Child Discipline: Consequences and Effective Parenting
Remember how you felt when you brought your baby home from the hospital for the first time? When your child was an infant, you probably acknowledged that you were anxious and unsure of what you were doing at times—most new parents are.
In my experience, those kinds of feelings continue as we raise our kids—we just stop expressing them to others. But let's face it, none of us went to school for parenting, and often we're really hard on ourselves: we think we're alone and that we need to come up with the "perfect child discipline solution" or consequence when our child misbehaves. Here's the truth: it's not a matter of finding a perfect solution. Rather, it's a matter of finding a consequence that will mean something to your child. The good news is, it can be done.
How do you give effective consequences?
Here are four tips I used with my son and the children I worked with that I believe will help you give more effective consequences to your child.
1. Calm yourself down. Stepping away from the situation (as long as your child is at least four years of age) is the best way to calm yourself down and disengage from a developing power struggle. When you are caught up in the heat of the moment, you definitely need to take a timeout. By the way, when you do this, you don't have to let your child know what you're doing. Just send him to his room and tell him you'll be back to talk with him later. It's okay for your child to be anxious about what the consequence might be. Remember, that waiting period can be a useful period. This is also a perfect example of a time when parents need to be good actors. Try to keep your face and tone as neutral as possible when you speak to your child, even if you're steaming mad inside.
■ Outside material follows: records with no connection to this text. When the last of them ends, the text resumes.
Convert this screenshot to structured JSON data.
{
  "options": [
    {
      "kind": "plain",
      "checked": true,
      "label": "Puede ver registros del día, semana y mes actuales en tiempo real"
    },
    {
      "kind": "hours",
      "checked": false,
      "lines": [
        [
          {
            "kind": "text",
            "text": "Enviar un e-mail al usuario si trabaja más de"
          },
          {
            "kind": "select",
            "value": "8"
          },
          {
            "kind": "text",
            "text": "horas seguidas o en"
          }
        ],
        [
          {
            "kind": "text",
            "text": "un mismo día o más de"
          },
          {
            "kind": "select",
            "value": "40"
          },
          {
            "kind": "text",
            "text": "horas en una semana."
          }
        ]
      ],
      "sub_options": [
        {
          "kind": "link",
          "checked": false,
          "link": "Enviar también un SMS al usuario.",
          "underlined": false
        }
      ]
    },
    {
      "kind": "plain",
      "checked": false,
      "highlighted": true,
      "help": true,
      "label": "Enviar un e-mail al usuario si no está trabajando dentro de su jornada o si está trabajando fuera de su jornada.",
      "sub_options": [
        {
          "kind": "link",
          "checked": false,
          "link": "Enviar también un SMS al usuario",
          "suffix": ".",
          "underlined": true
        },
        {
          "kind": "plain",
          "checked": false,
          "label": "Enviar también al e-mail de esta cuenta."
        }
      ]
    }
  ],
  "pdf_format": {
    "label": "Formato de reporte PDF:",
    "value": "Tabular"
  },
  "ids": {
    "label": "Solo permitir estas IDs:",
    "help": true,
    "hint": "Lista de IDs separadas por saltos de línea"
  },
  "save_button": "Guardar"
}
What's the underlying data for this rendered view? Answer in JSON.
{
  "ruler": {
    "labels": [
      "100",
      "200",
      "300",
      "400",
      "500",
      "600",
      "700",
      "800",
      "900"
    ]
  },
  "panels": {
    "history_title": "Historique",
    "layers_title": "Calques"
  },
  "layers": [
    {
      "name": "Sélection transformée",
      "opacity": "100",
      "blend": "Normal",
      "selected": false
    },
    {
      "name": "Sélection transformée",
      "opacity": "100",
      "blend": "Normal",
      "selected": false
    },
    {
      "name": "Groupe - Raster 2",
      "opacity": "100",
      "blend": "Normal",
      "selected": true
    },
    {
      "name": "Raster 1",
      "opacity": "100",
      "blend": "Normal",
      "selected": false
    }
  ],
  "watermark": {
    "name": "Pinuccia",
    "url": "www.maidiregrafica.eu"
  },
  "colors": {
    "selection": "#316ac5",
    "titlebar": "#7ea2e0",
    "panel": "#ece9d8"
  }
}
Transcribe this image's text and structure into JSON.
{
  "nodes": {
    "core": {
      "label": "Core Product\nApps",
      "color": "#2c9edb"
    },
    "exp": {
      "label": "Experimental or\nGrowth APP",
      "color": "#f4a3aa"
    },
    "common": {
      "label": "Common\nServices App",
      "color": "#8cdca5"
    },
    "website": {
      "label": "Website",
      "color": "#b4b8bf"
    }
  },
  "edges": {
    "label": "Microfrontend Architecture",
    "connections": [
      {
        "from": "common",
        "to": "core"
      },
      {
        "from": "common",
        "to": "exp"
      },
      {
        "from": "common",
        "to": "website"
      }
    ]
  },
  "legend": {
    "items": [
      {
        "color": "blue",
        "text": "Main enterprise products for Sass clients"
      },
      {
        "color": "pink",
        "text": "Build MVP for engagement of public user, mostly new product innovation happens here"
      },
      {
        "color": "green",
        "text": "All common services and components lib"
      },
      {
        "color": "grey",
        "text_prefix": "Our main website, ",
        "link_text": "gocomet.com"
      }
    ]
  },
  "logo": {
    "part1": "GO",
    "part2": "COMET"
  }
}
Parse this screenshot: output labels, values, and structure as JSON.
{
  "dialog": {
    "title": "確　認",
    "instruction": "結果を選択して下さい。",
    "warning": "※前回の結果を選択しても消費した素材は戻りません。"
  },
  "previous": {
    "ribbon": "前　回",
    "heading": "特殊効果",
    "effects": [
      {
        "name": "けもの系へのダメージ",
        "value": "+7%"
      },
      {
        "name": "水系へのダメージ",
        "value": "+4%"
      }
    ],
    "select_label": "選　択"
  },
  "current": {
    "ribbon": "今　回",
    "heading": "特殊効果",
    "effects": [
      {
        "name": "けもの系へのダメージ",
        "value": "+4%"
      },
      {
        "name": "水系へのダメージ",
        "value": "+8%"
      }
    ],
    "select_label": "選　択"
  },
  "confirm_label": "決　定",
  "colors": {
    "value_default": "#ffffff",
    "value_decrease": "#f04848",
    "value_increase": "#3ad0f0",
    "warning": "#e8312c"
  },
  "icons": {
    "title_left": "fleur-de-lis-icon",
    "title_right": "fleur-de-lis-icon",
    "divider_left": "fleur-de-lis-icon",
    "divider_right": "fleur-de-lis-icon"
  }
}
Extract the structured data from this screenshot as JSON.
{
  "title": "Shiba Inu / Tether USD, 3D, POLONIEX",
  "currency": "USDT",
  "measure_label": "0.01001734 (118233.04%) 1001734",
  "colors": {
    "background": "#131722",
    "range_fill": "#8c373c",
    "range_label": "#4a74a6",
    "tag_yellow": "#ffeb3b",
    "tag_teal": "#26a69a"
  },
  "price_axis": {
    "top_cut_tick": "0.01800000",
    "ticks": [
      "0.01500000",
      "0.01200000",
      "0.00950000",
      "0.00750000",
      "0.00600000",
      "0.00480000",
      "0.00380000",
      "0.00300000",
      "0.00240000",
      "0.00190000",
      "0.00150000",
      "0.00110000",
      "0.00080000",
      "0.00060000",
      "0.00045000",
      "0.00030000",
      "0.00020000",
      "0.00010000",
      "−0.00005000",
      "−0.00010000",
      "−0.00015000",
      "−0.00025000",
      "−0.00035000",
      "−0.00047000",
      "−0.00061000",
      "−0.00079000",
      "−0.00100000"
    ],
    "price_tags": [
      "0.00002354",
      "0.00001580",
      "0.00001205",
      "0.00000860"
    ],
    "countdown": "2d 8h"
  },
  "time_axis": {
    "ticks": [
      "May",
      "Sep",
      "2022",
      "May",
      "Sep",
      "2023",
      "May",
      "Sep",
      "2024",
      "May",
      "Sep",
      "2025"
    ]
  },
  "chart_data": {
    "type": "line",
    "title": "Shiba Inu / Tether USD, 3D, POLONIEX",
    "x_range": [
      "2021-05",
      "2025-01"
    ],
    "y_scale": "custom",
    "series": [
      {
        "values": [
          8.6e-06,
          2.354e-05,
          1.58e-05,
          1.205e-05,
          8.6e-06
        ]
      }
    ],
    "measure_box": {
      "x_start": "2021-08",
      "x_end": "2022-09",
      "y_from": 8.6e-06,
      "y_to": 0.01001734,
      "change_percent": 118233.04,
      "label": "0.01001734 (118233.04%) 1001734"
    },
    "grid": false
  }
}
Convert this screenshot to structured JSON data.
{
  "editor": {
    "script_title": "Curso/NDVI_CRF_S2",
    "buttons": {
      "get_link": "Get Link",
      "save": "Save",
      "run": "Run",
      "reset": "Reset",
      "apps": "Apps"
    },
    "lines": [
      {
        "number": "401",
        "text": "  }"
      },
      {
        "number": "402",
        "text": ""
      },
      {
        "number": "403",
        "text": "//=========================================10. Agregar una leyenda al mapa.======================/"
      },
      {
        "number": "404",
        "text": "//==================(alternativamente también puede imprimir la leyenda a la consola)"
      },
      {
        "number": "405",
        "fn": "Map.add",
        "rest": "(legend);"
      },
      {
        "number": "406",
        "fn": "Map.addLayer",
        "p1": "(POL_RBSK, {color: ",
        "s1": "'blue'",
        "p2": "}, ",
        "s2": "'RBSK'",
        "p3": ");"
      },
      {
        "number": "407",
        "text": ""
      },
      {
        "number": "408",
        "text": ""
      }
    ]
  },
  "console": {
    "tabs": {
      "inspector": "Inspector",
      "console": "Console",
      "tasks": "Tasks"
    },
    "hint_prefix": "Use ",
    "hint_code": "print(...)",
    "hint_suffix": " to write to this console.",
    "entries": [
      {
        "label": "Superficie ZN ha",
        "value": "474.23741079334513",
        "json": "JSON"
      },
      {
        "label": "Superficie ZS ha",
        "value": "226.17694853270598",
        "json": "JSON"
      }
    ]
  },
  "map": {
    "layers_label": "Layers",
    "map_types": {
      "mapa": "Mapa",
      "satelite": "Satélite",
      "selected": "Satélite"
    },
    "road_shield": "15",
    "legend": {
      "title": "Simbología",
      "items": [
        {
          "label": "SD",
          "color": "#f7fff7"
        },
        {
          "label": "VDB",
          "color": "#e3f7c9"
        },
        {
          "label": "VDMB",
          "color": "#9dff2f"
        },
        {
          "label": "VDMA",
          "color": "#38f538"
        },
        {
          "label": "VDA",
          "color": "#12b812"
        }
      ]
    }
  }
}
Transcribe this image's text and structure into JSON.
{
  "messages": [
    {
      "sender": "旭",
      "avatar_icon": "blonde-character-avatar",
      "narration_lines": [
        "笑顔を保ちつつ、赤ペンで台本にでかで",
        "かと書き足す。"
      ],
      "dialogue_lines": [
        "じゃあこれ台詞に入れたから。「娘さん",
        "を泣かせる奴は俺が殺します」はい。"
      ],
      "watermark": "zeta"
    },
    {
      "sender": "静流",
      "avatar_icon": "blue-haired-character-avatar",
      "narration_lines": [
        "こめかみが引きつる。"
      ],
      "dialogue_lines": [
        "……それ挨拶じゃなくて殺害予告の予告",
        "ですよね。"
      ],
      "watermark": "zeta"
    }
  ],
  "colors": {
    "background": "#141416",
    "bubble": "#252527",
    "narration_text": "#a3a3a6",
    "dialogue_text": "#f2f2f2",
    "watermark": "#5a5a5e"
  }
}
Look at it this way: if you only react in the heat of the moment, you won't be thinking clearly and chances are you won't be effective. You might be anxious or scared or confused about setting limits and ultimately end up losing control. When you do that, it becomes about you and not about your child and his behavior. Remember, you want to keep the focus on your child's behavior. So be matter of fact and neutral, even if you're not feeling that way; it's not going to teach your child anything productive at this point to know that you're anxious or upset. Instead, he needs to be focusing on his behavior and the consequences for that behavior.Continued on the next page